The U.K. Financial Services Authority on Friday laid out plans to determine LIBOR by cutting the number of rates published, expanding the pool of participating banks and imposing tougher oversight, including criminal penalties for financial misconduct.
According to “The Wheatley Review of LIBOR,” or the London interbank offered rate, the number of reference rates should be reduced to about 20 from the current 150 over time, partly because of inadequate trading data on certain currencies and maturities. Furthermore, reporting institutions should base their estimates on either actual transactions or borrowings in other instruments if actual data isn't available. Currently, authorities do not require that estimates be based on actual transactions when possible.
“Governance of LIBOR has completely failed,” Martin Wheatley, managing director for the FSA, said in a speech Friday about the report.
Furthermore, the number of banks that submit rate estimates would increase, and the regulating authorities should have the power to require banks to participate if needed.

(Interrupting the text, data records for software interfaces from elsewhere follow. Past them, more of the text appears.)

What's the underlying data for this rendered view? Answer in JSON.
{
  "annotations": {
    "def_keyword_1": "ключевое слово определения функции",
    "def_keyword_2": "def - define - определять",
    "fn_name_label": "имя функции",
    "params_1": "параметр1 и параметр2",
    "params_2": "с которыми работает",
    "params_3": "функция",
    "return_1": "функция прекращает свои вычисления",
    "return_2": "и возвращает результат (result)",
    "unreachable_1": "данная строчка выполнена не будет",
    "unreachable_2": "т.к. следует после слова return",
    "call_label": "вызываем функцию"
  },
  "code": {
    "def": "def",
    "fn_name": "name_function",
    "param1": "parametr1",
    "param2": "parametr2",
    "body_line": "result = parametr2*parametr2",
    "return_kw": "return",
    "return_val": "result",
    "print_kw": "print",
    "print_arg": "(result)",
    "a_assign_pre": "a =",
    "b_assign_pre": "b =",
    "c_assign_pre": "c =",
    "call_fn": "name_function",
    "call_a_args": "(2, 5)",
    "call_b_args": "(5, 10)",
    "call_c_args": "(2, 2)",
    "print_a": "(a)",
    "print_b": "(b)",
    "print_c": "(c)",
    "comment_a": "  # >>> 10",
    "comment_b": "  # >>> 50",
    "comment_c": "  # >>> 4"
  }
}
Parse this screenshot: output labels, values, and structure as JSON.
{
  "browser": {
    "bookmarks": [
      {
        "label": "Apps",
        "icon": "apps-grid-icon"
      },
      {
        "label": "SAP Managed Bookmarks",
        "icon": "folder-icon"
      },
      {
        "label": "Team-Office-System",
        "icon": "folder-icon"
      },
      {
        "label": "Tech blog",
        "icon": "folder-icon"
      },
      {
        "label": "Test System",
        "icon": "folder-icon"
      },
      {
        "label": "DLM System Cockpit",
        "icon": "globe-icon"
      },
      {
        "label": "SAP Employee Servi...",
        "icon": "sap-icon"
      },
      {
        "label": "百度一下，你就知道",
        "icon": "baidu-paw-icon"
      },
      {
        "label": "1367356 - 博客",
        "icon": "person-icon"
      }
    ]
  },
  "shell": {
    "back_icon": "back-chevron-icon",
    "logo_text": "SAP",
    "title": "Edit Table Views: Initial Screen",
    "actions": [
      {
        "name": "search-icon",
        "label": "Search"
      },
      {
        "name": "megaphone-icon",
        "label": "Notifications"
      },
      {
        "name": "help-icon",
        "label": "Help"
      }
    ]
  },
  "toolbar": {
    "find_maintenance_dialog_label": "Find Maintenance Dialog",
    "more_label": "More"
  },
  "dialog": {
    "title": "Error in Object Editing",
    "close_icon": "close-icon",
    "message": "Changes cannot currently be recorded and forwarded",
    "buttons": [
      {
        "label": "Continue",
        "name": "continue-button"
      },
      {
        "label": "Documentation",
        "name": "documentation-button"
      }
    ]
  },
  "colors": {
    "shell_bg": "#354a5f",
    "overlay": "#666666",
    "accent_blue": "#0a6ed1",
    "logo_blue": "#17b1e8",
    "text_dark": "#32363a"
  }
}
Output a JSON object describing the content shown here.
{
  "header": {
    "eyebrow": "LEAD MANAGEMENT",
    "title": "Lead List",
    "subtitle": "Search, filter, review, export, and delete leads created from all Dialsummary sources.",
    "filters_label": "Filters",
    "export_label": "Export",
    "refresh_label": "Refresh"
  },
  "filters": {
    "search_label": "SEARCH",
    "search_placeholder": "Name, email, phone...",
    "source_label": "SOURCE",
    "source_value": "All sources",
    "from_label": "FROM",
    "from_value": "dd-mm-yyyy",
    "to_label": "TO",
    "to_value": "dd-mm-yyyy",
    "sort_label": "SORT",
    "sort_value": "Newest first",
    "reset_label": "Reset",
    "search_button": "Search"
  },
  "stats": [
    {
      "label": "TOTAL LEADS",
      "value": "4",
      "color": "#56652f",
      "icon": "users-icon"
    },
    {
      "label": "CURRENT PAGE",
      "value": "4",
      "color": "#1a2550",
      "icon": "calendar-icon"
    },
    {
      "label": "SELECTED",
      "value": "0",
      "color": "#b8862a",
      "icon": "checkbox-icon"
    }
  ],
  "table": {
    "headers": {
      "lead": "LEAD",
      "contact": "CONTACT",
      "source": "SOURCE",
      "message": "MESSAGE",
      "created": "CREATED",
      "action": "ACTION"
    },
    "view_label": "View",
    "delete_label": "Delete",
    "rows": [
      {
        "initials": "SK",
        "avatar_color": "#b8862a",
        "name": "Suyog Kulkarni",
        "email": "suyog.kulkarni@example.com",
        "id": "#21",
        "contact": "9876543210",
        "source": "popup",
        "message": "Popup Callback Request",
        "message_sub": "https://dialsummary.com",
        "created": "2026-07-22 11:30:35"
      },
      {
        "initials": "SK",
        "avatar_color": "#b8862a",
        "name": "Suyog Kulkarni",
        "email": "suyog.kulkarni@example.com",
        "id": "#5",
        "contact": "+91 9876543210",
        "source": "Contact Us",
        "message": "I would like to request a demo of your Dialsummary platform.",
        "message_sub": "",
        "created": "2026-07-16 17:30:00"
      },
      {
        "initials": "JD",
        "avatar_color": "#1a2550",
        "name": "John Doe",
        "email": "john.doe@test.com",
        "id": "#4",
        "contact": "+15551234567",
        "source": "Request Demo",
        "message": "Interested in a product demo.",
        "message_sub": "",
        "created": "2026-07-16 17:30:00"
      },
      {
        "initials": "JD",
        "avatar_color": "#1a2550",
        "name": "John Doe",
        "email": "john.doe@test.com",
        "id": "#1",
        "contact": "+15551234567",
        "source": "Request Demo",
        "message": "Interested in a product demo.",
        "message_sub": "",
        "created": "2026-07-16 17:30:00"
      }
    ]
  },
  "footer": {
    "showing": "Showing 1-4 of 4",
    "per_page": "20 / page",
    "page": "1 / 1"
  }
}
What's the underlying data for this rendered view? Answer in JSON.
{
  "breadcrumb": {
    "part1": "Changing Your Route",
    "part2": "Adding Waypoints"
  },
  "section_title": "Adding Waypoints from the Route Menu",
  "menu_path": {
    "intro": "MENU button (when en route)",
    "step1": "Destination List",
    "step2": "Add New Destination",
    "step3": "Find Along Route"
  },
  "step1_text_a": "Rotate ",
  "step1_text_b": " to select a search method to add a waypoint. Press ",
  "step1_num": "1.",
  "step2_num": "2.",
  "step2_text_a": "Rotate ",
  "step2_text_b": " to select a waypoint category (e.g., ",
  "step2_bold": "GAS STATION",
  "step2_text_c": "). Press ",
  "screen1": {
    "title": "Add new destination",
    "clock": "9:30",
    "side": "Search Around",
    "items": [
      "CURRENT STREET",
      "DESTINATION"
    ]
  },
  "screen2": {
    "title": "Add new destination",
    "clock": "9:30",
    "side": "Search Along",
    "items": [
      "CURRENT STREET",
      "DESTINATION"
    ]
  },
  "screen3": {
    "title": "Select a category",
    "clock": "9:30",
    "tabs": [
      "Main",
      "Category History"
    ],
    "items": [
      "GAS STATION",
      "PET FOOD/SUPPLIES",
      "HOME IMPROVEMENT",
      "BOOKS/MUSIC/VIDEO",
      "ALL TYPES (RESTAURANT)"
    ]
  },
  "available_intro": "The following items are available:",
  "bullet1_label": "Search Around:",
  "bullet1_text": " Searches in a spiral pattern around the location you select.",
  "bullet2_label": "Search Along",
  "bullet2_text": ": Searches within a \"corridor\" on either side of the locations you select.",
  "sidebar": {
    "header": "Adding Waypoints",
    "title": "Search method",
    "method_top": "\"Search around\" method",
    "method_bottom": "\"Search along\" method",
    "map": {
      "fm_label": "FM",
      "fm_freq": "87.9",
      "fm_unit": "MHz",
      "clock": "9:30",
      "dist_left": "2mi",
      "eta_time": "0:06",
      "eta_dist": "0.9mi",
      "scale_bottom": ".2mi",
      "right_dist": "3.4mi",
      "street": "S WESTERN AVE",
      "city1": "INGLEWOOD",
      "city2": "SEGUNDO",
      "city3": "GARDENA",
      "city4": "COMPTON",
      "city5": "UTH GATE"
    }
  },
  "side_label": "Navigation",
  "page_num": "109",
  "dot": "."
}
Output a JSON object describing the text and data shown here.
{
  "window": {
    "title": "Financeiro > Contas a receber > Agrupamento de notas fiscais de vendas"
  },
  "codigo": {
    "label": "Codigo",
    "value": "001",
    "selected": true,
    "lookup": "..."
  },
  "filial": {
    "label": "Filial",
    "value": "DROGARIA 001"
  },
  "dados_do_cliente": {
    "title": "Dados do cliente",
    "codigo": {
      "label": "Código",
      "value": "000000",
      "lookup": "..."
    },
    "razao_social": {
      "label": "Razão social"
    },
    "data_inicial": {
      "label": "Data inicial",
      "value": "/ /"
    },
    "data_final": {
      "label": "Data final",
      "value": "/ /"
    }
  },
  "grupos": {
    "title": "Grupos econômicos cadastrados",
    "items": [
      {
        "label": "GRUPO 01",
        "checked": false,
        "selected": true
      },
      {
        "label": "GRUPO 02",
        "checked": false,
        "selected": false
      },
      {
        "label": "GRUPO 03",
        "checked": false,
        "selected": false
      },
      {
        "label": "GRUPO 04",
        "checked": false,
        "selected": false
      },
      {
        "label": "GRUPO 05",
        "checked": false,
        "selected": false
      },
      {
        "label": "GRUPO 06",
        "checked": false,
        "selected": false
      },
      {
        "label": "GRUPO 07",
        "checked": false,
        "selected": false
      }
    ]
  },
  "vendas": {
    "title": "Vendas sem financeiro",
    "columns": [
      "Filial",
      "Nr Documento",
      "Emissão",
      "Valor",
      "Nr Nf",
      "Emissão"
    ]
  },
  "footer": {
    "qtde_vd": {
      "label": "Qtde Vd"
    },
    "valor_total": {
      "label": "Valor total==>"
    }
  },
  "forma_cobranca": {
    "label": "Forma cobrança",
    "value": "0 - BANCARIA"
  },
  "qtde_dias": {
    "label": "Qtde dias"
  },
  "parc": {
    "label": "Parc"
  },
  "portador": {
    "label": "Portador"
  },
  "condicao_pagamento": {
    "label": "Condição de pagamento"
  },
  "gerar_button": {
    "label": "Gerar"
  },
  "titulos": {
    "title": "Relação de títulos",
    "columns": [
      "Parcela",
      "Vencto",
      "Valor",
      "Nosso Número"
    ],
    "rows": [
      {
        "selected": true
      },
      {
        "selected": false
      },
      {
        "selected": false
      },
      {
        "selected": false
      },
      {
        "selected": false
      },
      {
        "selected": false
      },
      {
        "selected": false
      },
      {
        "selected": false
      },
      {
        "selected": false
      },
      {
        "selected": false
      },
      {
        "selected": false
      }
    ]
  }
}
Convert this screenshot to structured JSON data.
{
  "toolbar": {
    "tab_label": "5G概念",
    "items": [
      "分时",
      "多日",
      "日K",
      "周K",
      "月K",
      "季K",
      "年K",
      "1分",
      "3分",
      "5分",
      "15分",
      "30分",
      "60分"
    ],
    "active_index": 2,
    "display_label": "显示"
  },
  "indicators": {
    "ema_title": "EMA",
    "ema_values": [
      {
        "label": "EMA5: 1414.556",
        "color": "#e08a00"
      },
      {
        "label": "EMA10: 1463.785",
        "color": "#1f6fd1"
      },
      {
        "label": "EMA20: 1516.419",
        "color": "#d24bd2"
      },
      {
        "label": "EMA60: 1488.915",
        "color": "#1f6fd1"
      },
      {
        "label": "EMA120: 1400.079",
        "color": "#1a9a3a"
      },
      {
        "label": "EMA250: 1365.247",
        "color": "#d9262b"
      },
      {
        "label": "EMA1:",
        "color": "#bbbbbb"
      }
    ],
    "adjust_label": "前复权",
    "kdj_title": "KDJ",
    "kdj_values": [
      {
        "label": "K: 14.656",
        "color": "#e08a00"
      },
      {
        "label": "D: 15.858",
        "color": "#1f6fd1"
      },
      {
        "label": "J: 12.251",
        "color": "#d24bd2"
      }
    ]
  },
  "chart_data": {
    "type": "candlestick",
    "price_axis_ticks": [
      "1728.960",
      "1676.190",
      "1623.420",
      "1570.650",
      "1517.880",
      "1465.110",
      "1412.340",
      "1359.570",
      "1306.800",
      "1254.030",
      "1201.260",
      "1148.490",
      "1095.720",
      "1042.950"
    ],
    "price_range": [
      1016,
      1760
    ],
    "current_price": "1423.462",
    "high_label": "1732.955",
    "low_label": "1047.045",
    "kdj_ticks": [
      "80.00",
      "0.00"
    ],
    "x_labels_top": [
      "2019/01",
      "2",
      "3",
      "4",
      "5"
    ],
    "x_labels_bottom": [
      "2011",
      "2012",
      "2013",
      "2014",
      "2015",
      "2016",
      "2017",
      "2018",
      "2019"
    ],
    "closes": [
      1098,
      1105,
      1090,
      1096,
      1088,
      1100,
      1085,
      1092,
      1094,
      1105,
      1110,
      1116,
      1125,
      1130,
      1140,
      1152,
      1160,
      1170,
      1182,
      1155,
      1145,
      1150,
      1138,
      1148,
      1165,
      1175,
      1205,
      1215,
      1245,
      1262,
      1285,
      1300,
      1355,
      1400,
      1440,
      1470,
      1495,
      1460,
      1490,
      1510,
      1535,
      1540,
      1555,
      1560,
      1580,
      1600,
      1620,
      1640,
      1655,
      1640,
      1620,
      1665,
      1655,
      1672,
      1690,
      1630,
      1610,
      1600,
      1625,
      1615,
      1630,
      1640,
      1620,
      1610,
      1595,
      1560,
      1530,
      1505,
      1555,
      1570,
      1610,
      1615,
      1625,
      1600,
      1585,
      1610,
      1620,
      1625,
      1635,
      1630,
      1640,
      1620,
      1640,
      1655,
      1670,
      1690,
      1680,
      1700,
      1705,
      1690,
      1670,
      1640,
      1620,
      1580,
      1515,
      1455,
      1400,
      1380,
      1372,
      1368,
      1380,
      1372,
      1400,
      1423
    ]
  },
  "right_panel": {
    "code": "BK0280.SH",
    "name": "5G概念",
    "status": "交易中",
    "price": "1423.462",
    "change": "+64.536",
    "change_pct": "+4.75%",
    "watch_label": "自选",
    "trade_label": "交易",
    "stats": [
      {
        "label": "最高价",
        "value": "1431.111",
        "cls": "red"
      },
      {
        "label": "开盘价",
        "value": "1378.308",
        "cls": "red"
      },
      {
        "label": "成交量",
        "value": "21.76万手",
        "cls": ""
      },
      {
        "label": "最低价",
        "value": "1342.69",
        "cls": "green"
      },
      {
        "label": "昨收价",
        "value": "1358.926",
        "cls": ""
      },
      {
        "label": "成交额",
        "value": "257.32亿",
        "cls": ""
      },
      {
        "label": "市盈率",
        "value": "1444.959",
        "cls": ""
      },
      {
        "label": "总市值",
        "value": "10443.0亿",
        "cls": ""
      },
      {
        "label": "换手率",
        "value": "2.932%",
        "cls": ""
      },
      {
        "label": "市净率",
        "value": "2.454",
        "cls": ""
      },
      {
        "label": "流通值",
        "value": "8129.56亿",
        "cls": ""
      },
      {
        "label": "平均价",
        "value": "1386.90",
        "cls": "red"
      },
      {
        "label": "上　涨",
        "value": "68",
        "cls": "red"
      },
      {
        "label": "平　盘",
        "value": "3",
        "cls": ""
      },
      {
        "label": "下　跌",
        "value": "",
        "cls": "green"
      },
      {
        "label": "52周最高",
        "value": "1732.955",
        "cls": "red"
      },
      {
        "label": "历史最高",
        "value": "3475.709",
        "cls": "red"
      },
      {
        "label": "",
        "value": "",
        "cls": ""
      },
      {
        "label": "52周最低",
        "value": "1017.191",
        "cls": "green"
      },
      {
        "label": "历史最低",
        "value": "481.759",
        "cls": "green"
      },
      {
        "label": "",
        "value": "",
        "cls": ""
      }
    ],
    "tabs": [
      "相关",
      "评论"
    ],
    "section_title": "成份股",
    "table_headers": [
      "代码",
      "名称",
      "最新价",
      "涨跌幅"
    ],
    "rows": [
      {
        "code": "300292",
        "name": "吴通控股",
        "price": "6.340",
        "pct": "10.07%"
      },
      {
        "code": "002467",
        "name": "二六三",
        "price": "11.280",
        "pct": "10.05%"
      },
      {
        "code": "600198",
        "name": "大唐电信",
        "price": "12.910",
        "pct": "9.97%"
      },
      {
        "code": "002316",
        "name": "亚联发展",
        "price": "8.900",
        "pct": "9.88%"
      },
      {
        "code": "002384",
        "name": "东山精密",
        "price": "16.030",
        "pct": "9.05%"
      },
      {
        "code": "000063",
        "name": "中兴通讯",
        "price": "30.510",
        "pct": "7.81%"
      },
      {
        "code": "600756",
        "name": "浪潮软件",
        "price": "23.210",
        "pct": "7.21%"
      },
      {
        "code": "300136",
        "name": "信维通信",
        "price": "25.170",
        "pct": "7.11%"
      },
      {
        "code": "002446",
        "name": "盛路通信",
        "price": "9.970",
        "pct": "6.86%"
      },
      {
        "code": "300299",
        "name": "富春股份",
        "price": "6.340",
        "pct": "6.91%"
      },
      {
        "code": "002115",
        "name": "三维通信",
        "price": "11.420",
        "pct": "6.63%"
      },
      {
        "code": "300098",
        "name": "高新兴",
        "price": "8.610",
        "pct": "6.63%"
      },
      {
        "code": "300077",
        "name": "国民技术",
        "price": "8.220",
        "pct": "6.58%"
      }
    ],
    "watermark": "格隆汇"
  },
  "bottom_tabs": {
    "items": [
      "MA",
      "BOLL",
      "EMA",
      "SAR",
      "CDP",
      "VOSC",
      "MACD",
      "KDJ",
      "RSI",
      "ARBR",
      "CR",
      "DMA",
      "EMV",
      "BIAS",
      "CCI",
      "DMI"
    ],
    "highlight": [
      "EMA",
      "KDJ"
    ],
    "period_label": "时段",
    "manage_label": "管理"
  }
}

Also proposed as part of the revamp, the British Bankers' Association would be replaced by a new administrative organization. The BBA has been under heavy scrutiny particularly when it surfaced in June that Barclays agreed to pay $451 million in fines for attempting to manipulate LIBOR.
Lady Sarah Hogg, chairwoman of the government's Financial Reporting Council, will lead the process to find a replacement administrator for LIBOR.